BEGIN Dataset excerpts
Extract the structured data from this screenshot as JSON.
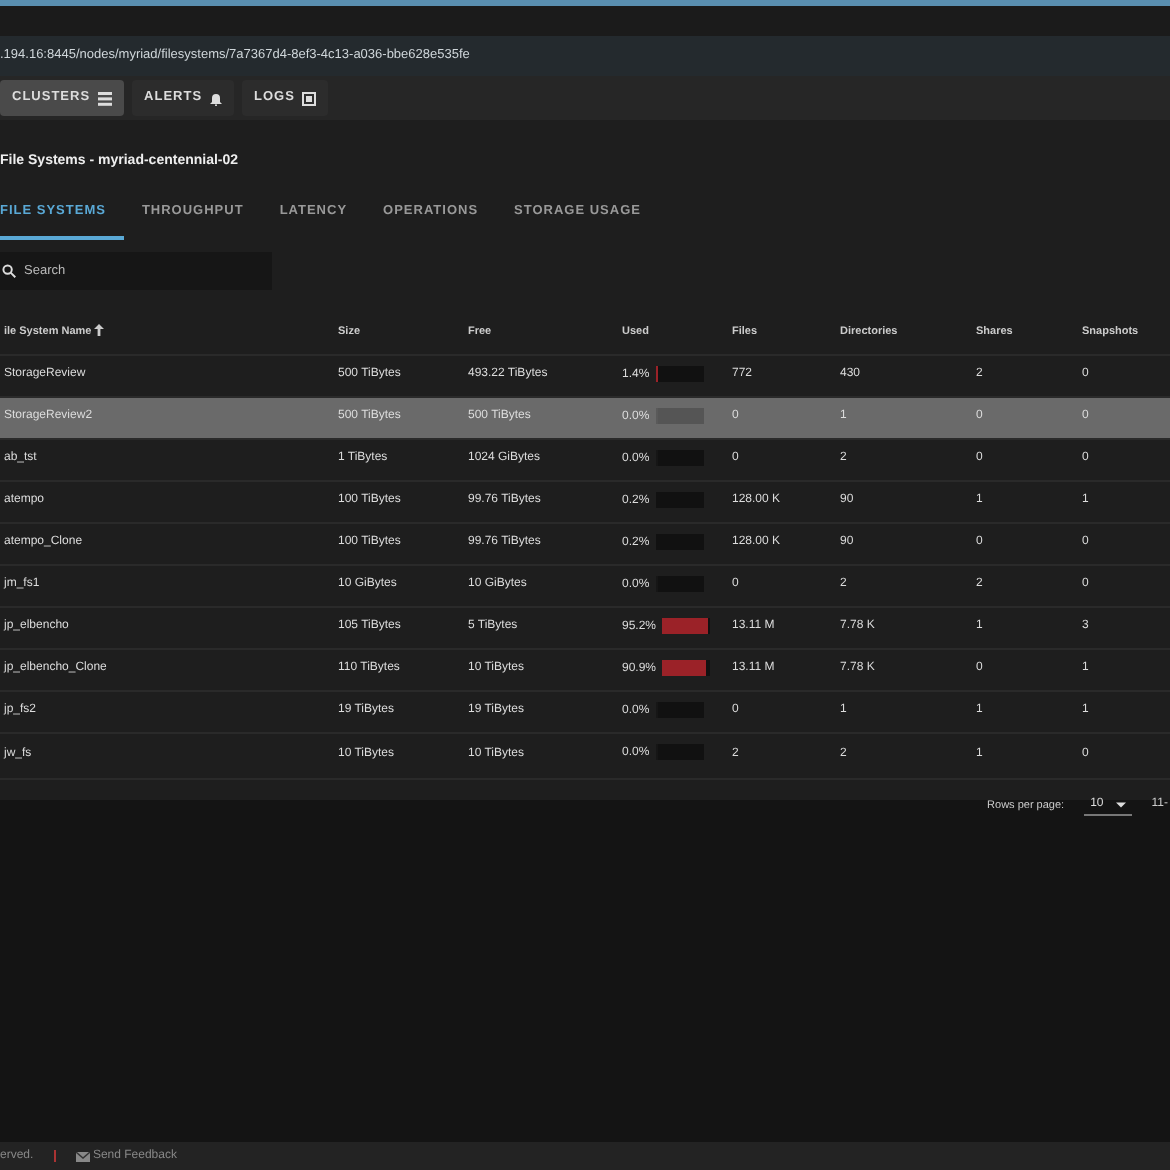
{
  "address_bar": {
    "url": ".194.16:8445/nodes/myriad/filesystems/7a7367d4-8ef3-4c13-a036-bbe628e535fe"
  },
  "nav_buttons": [
    {
      "label": "CLUSTERS",
      "selected": true
    },
    {
      "label": "ALERTS",
      "selected": false
    },
    {
      "label": "LOGS",
      "selected": false
    }
  ],
  "page_title": "File Systems - myriad-centennial-02",
  "tabs": [
    {
      "label": "FILE SYSTEMS",
      "selected": true
    },
    {
      "label": "THROUGHPUT",
      "selected": false
    },
    {
      "label": "LATENCY",
      "selected": false
    },
    {
      "label": "OPERATIONS",
      "selected": false
    },
    {
      "label": "STORAGE USAGE",
      "selected": false
    }
  ],
  "search": {
    "placeholder": "Search"
  },
  "table": {
    "columns": [
      "ile System Name",
      "Size",
      "Free",
      "Used",
      "Files",
      "Directories",
      "Shares",
      "Snapshots"
    ],
    "rows": [
      {
        "name": "StorageReview",
        "size": "500 TiBytes",
        "free": "493.22 TiBytes",
        "used": "1.4%",
        "level": 0.014,
        "files": "772",
        "directories": "430",
        "shares": "2",
        "snapshots": "0",
        "selected": false
      },
      {
        "name": "StorageReview2",
        "size": "500 TiBytes",
        "free": "500 TiBytes",
        "used": "0.0%",
        "level": 0,
        "files": "0",
        "directories": "1",
        "shares": "0",
        "snapshots": "0",
        "selected": true
      },
      {
        "name": "ab_tst",
        "size": "1 TiBytes",
        "free": "1024 GiBytes",
        "used": "0.0%",
        "level": 0,
        "files": "0",
        "directories": "2",
        "shares": "0",
        "snapshots": "0",
        "selected": false
      },
      {
        "name": "atempo",
        "size": "100 TiBytes",
        "free": "99.76 TiBytes",
        "used": "0.2%",
        "level": 0.002,
        "files": "128.00 K",
        "directories": "90",
        "shares": "1",
        "snapshots": "1",
        "selected": false
      },
      {
        "name": "atempo_Clone",
        "size": "100 TiBytes",
        "free": "99.76 TiBytes",
        "used": "0.2%",
        "level": 0.002,
        "files": "128.00 K",
        "directories": "90",
        "shares": "0",
        "snapshots": "0",
        "selected": false
      },
      {
        "name": "jm_fs1",
        "size": "10 GiBytes",
        "free": "10 GiBytes",
        "used": "0.0%",
        "level": 0,
        "files": "0",
        "directories": "2",
        "shares": "2",
        "snapshots": "0",
        "selected": false
      },
      {
        "name": "jp_elbencho",
        "size": "105 TiBytes",
        "free": "5 TiBytes",
        "used": "95.2%",
        "level": 0.952,
        "files": "13.11 M",
        "directories": "7.78 K",
        "shares": "1",
        "snapshots": "3",
        "selected": false
      },
      {
        "name": "jp_elbencho_Clone",
        "size": "110 TiBytes",
        "free": "10 TiBytes",
        "used": "90.9%",
        "level": 0.909,
        "files": "13.11 M",
        "directories": "7.78 K",
        "shares": "0",
        "snapshots": "1",
        "selected": false
      },
      {
        "name": "jp_fs2",
        "size": "19 TiBytes",
        "free": "19 TiBytes",
        "used": "0.0%",
        "level": 0,
        "files": "0",
        "directories": "1",
        "shares": "1",
        "snapshots": "1",
        "selected": false
      },
      {
        "name": "jw_fs",
        "size": "10 TiBytes",
        "free": "10 TiBytes",
        "used": "0.0%",
        "level": 0,
        "files": "2",
        "directories": "2",
        "shares": "1",
        "snapshots": "0",
        "selected": false
      }
    ]
  },
  "pagination": {
    "rows_per_page_label": "Rows per page:",
    "rows_per_page": "10",
    "range": "11-"
  },
  "footer": {
    "copyright": "erved.",
    "feedback": "Send Feedback"
  }
}
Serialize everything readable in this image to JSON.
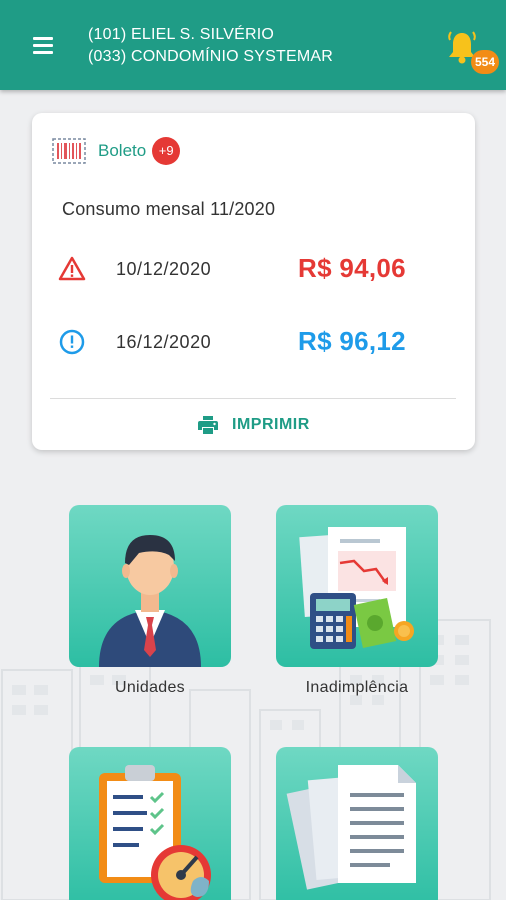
{
  "header": {
    "line1": "(101) ELIEL S. SILVÉRIO",
    "line2": "(033) CONDOMÍNIO SYSTEMAR",
    "notifications_count": "554"
  },
  "card": {
    "title": "Boleto",
    "badge": "+9",
    "consumo": "Consumo mensal 11/2020",
    "bills": [
      {
        "status_icon": "warning-triangle-icon",
        "date": "10/12/2020",
        "amount": "R$ 94,06",
        "color": "#e53935"
      },
      {
        "status_icon": "info-circle-icon",
        "date": "16/12/2020",
        "amount": "R$ 96,12",
        "color": "#1e9be9"
      }
    ],
    "print_label": "IMPRIMIR"
  },
  "tiles": [
    {
      "label": "Unidades",
      "icon": "businessman-icon"
    },
    {
      "label": "Inadimplência",
      "icon": "finance-report-icon"
    },
    {
      "label": "",
      "icon": "clipboard-gauge-icon"
    },
    {
      "label": "",
      "icon": "documents-icon"
    }
  ],
  "colors": {
    "primary": "#1f9c86",
    "accent": "#f28c16",
    "danger": "#e53935",
    "info": "#1e9be9"
  }
}
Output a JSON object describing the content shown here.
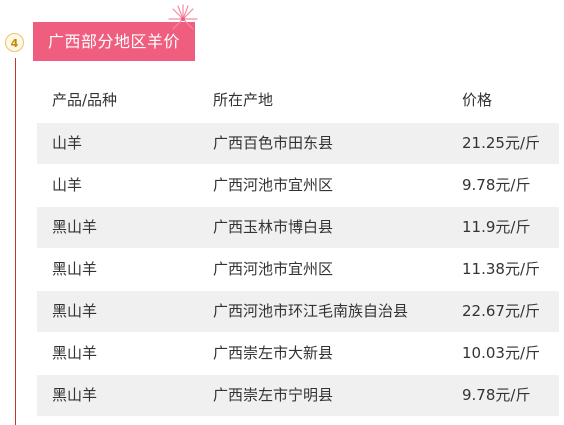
{
  "section": {
    "step_number": "4",
    "title": "广西部分地区羊价"
  },
  "table": {
    "headers": [
      "产品/品种",
      "所在产地",
      "价格"
    ],
    "rows": [
      [
        "山羊",
        "广西百色市田东县",
        "21.25元/斤"
      ],
      [
        "山羊",
        "广西河池市宜州区",
        "9.78元/斤"
      ],
      [
        "黑山羊",
        "广西玉林市博白县",
        "11.9元/斤"
      ],
      [
        "黑山羊",
        "广西河池市宜州区",
        "11.38元/斤"
      ],
      [
        "黑山羊",
        "广西河池市环江毛南族自治县",
        "22.67元/斤"
      ],
      [
        "黑山羊",
        "广西崇左市大新县",
        "10.03元/斤"
      ],
      [
        "黑山羊",
        "广西崇左市宁明县",
        "9.78元/斤"
      ]
    ]
  },
  "colors": {
    "banner": "#ef5e7f",
    "timeline": "#c0392b",
    "row_shade": "#f0f0f0",
    "step_border": "#e9c46a"
  }
}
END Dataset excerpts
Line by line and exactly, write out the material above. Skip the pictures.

• [Task answer]:
Extract the structured data from this screenshot as JSON.
{
  "address_bar": {
    "url": ".194.16:8445/nodes/myriad/filesystems/7a7367d4-8ef3-4c13-a036-bbe628e535fe"
  },
  "nav_buttons": [
    {
      "label": "CLUSTERS",
      "selected": true
    },
    {
      "label": "ALERTS",
      "selected": false
    },
    {
      "label": "LOGS",
      "selected": false
    }
  ],
  "page_title": "File Systems - myriad-centennial-02",
  "tabs": [
    {
      "label": "FILE SYSTEMS",
      "selected": true
    },
    {
      "label": "THROUGHPUT",
      "selected": false
    },
    {
      "label": "LATENCY",
      "selected": false
    },
    {
      "label": "OPERATIONS",
      "selected": false
    },
    {
      "label": "STORAGE USAGE",
      "selected": false
    }
  ],
  "search": {
    "placeholder": "Search"
  },
  "table": {
    "columns": [
      "ile System Name",
      "Size",
      "Free",
      "Used",
      "Files",
      "Directories",
      "Shares",
      "Snapshots"
    ],
    "rows": [
      {
        "name": "StorageReview",
        "size": "500 TiBytes",
        "free": "493.22 TiBytes",
        "used": "1.4%",
        "level": 0.014,
        "files": "772",
        "directories": "430",
        "shares": "2",
        "snapshots": "0",
        "selected": false
      },
      {
        "name": "StorageReview2",
        "size": "500 TiBytes",
        "free": "500 TiBytes",
        "used": "0.0%",
        "level": 0,
        "files": "0",
        "directories": "1",
        "shares": "0",
        "snapshots": "0",
        "selected": true
      },
      {
        "name": "ab_tst",
        "size": "1 TiBytes",
        "free": "1024 GiBytes",
        "used": "0.0%",
        "level": 0,
        "files": "0",
        "directories": "2",
        "shares": "0",
        "snapshots": "0",
        "selected": false
      },
      {
        "name": "atempo",
        "size": "100 TiBytes",
        "free": "99.76 TiBytes",
        "used": "0.2%",
        "level": 0.002,
        "files": "128.00 K",
        "directories": "90",
        "shares": "1",
        "snapshots": "1",
        "selected": false
      },
      {
        "name": "atempo_Clone",
        "size": "100 TiBytes",
        "free": "99.76 TiBytes",
        "used": "0.2%",
        "level": 0.002,
        "files": "128.00 K",
        "directories": "90",
        "shares": "0",
        "snapshots": "0",
        "selected": false
      },
      {
        "name": "jm_fs1",
        "size": "10 GiBytes",
        "free": "10 GiBytes",
        "used": "0.0%",
        "level": 0,
        "files": "0",
        "directories": "2",
        "shares": "2",
        "snapshots": "0",
        "selected": false
      },
      {
        "name": "jp_elbencho",
        "size": "105 TiBytes",
        "free": "5 TiBytes",
        "used": "95.2%",
        "level": 0.952,
        "files": "13.11 M",
        "directories": "7.78 K",
        "shares": "1",
        "snapshots": "3",
        "selected": false
      },
      {
        "name": "jp_elbencho_Clone",
        "size": "110 TiBytes",
        "free": "10 TiBytes",
        "used": "90.9%",
        "level": 0.909,
        "files": "13.11 M",
        "directories": "7.78 K",
        "shares": "0",
        "snapshots": "1",
        "selected": false
      },
      {
        "name": "jp_fs2",
        "size": "19 TiBytes",
        "free": "19 TiBytes",
        "used": "0.0%",
        "level": 0,
        "files": "0",
        "directories": "1",
        "shares": "1",
        "snapshots": "1",
        "selected": false
      },
      {
        "name": "jw_fs",
        "size": "10 TiBytes",
        "free": "10 TiBytes",
        "used": "0.0%",
        "level": 0,
        "files": "2",
        "directories": "2",
        "shares": "1",
        "snapshots": "0",
        "selected": false
      }
    ]
  },
  "pagination": {
    "rows_per_page_label": "Rows per page:",
    "rows_per_page": "10",
    "range": "11-"
  },
  "footer": {
    "copyright": "erved.",
    "feedback": "Send Feedback"
  }
}
Serialize everything readable in this image to JSON.
{
  "header": {
    "line1": "(101) ELIEL S. SILVÉRIO",
    "line2": "(033) CONDOMÍNIO SYSTEMAR",
    "notifications_count": "554"
  },
  "card": {
    "title": "Boleto",
    "badge": "+9",
    "consumo": "Consumo mensal 11/2020",
    "bills": [
      {
        "status_icon": "warning-triangle-icon",
        "date": "10/12/2020",
        "amount": "R$ 94,06",
        "color": "#e53935"
      },
      {
        "status_icon": "info-circle-icon",
        "date": "16/12/2020",
        "amount": "R$ 96,12",
        "color": "#1e9be9"
      }
    ],
    "print_label": "IMPRIMIR"
  },
  "tiles": [
    {
      "label": "Unidades",
      "icon": "businessman-icon"
    },
    {
      "label": "Inadimplência",
      "icon": "finance-report-icon"
    },
    {
      "label": "",
      "icon": "clipboard-gauge-icon"
    },
    {
      "label": "",
      "icon": "documents-icon"
    }
  ],
  "colors": {
    "primary": "#1f9c86",
    "accent": "#f28c16",
    "danger": "#e53935",
    "info": "#1e9be9"
  }
}
Output a JSON object describing the content shown here.
{
  "section": {
    "step_number": "4",
    "title": "广西部分地区羊价"
  },
  "table": {
    "headers": [
      "产品/品种",
      "所在产地",
      "价格"
    ],
    "rows": [
      [
        "山羊",
        "广西百色市田东县",
        "21.25元/斤"
      ],
      [
        "山羊",
        "广西河池市宜州区",
        "9.78元/斤"
      ],
      [
        "黑山羊",
        "广西玉林市博白县",
        "11.9元/斤"
      ],
      [
        "黑山羊",
        "广西河池市宜州区",
        "11.38元/斤"
      ],
      [
        "黑山羊",
        "广西河池市环江毛南族自治县",
        "22.67元/斤"
      ],
      [
        "黑山羊",
        "广西崇左市大新县",
        "10.03元/斤"
      ],
      [
        "黑山羊",
        "广西崇左市宁明县",
        "9.78元/斤"
      ]
    ]
  },
  "colors": {
    "banner": "#ef5e7f",
    "timeline": "#c0392b",
    "row_shade": "#f0f0f0",
    "step_border": "#e9c46a"
  }
}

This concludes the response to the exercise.